Hawaiʻi’s terrestrial snails are an astonishing example of radiation. Of the over 700 species documented, 98% are endemic to Hawaiʻi. A DLNR 2015 SWAP factsheet for landsnails is here: https://dlnr.hawaii.gov/wildlife/files/2019/02/SWAP-2015-Stylommatophora-Snails-Final.pdf. A snip from the factsheet is below.
For an overview and comparison of total numbers of Gastropods in Hawaiʻi, the numbers below are an extract from the 2003 Bishop Museum species summary publication by Eldredge and Evenhuis: http://hbs.bishopmuseum.org/pubs-online/pdf/op76.pdf.
The number of terrestrial and freshwater gastropods were given as 831 (759 endemic, and 63 non-idigenous) and 37+ (7 endemic and 22 non-indigenous), respectively(sources were listed as Cowie et al 1995, Cowie 1997, and Cowie, pers. Comm). New species are still being discovered! A July 2020 paper by Yeung et al. describes a new species of land snail. The study can be found here: https://zookeys.pensoft.net/article/50669/.
Tree snails in the genus Achatinella are one group of terrestrial snails in the family Achatinellidae and they have received the most attention and protection, likely because of the beauty of their shells. A description of this group is on the Quick Overview page here: https://hawaiibiodiversity.org/a-look-at-some-unique-and-amazing-places-plants-animals/. Additional information on this genus is shown in the excerpt below from the 2015 DLNR factsheet, with the full factsheet available here: https://dlnr.hawaii.gov/wildlife/files/2019/02/SWAP-2015-Oahu-tree-snails-Final.pdf.
Hawaiian snails were studied by several dedicated biologists early on in Hawaiʻi and they published the Manual of Conchology with volumes from 1885-1935. They can be accessed at: https://www.biodiversitylibrary.org/bibliography/6534#/summary.
The Bishop museum Malacology Dept. has a searchable Hawaiian Freshwater & Terrestrial Mollusk Checklist Database here: http://data.bishopmuseum.org/HBS/checklist/query.asp?grp=Mollusk
A detailed account of the Hawaiian land snail fauna and conservation issues is laid out in a 2018 paper by N. Yeung and K. Hayes at the Bishop museum titled Biodiversity and Extinction of Hawaiian Land Snails: How Many Are Left Now and What Must We Do To Conserve Them-A Reply to Solem available here: https://academic.oup.com/icb/article/58/6/1157/5032875.

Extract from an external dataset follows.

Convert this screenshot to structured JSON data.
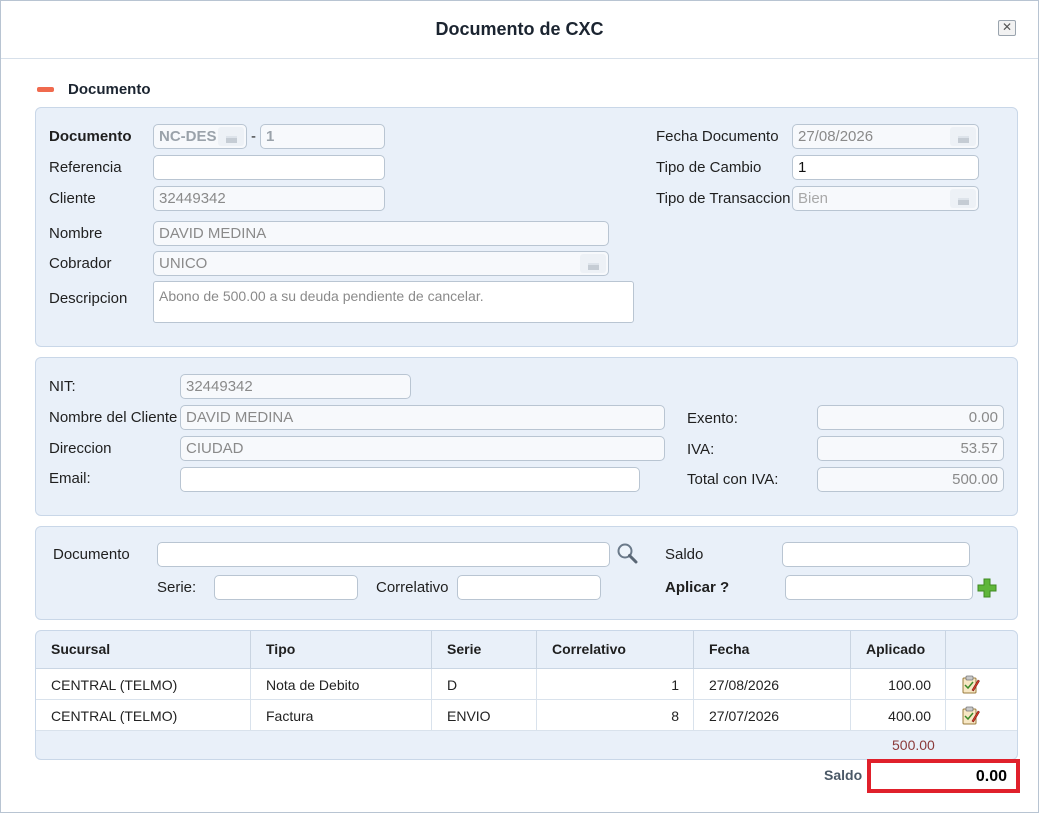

Here is a short excerpt from the paper that summarizes the conservation challenges: “Solem proposed actions necessary for conservation in four phases: (1) use the extensive collections in natural history museums to develop a baseline of the identity, historical distribution, and abundance of species; (2) use these data to organize and carryout extensive field surveys to identify the remaining taxa and their habitats; (3) develop approaches to protect and expand suitable habitat by identifying immediate threats to the remaining taxa and their habitats; and(4) complete systematic revisions of all 10 families to serve as a basis for conservation and further research. To these we add a fifth phase, changing peoples’ perceptions and appreciation of invertebrates, which is critical for saving the lesser known and underappreciated faunas of Pacific Islands, and beyond”.
An earlier 2015 paper by C. Regnier et al. Extinction in a hyperdiverse endemic Hawaiian landsnail family and implications for the underestimation of invertebrate extinction encapsulates the dire nature of the conservation status of Hawaiʻi’s land snails, and in particular for this paper one family: “Of the 325 Amastridae species, 43 were originally described as fossil or subfossil and were assumed to be extinct. Of the remaining 282, we evaluated 88 as extinct and 15 as extant and determined that 179 species had insufficient evidence of extinction (though most are probably extinct).” The paper is available here: https://sciences.ucf.edu/biology/king/wp-content/uploads/sites/106/2011/08/cobi12565.pdf.
Estimates of Hawaiʻi’s land snail species numbers over time indicates the rarity of some species and how some species are being rediscovered. This is shown figure below which are from a Dr. Norine Yeung (Malacology Curator at Bishop Museum) presentation on November 13, 2019 for the University of Hawaiʻi Natural Resources and Environmental Management Research Seminar Series.
Dr. Yeung’s presentation also included numbers by family as shown in the figure below.
The DLNR Division of Forestry and Wildlife has a Snail Extinction Prevention (SEP) program. Their website is here: https://dlnr.hawaii.gov/ecosystems/hip/sep/.
An example of a study trying to determine some life history of one species, Demographic Studies on Hawaiʻi’s Endangered Tree Snails: Partulina proxima, by Hadfield and Miller in 1989 is here: https://pdfs.semanticscholar.org/1c1e/e4b45c08d761a05e8c7fa8dcbbd3eb278778.pdf. This species is in the same subfamily as the listed Achatinella species.